Humans’ combustion of fossil fuels (CO2) is shrinking the stratosphere — the layer of air above the troposphere, in which we all live — which will potentially affect the satellites and radio communications, new research shows.
The study found that increased carbon dioxide (CO2) in the troposphere (0–20 km above sea level) has squeezed the stratosphere (20–60 km above sea level) by 400 meters, essentially 1%, since at least the 1980s when satellite data was first gathered.
Rising emissions of anthropogenic greenhouse gases (GHG) have led to tropospheric warming and stratospheric cooling over recent decades.
As a thermodynamic consequence, the troposphere has expanded and the rise of the tropopause, the boundary between the troposphere and stratosphere, has been suggested as one of the most robust fingerprints of anthropogenic climate change.

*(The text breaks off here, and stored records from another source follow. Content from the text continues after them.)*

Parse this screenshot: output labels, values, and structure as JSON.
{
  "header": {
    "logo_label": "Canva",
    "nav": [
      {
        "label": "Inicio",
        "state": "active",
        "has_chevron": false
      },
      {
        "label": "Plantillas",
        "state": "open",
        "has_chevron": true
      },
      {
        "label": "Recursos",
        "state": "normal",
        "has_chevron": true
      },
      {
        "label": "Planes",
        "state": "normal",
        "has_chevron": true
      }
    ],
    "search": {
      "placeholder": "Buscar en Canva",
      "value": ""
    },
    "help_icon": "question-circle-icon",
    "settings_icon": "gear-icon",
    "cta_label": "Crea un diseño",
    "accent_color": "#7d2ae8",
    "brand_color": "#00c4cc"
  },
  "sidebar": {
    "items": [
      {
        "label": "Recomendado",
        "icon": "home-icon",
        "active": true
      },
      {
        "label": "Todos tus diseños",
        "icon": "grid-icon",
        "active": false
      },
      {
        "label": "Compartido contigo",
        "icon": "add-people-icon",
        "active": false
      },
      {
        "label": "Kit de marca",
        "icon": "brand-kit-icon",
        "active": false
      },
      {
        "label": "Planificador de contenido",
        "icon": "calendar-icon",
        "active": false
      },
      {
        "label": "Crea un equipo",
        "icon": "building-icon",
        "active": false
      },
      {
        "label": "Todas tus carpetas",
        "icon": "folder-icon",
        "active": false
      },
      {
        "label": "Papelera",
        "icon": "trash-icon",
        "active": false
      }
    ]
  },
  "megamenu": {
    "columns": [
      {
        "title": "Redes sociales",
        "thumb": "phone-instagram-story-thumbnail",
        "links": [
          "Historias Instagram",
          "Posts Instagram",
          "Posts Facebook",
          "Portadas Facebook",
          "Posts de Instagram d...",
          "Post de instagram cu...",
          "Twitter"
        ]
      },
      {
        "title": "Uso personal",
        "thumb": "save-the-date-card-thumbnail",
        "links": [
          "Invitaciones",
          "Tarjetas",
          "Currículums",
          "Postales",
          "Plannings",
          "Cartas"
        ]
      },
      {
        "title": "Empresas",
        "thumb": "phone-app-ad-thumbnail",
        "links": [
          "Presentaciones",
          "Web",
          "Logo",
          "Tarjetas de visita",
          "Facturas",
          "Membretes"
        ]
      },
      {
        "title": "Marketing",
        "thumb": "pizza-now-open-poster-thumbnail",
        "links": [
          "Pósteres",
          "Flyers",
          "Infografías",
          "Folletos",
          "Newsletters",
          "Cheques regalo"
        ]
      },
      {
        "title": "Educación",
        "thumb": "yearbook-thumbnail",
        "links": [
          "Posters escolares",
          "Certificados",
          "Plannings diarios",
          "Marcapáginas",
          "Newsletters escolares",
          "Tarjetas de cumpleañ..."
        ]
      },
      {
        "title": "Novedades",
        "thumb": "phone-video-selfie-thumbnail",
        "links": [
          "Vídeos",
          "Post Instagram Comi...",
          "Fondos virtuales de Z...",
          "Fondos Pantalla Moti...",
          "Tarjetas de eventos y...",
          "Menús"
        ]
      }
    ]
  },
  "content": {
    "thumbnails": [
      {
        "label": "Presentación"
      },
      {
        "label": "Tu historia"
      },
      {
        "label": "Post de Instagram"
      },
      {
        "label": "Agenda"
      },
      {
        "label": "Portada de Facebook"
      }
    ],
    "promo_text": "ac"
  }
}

Conversely, at altitudes above ~55 km (in the mesosphere and thermosphere) observational and modeling evidence indicates a downward shift of the height of pressure levels or decreasing density at fixed altitudes.
Data from coupled chemistry-climate models showed that this trend will continue and the mean climatological thickness of the stratosphere will decrease by 1.3 km in just 60 years, unless we do some major emissions cuts.
Reference- Environmental Research Letters, The Guardian, Clean Technica, Nexus Media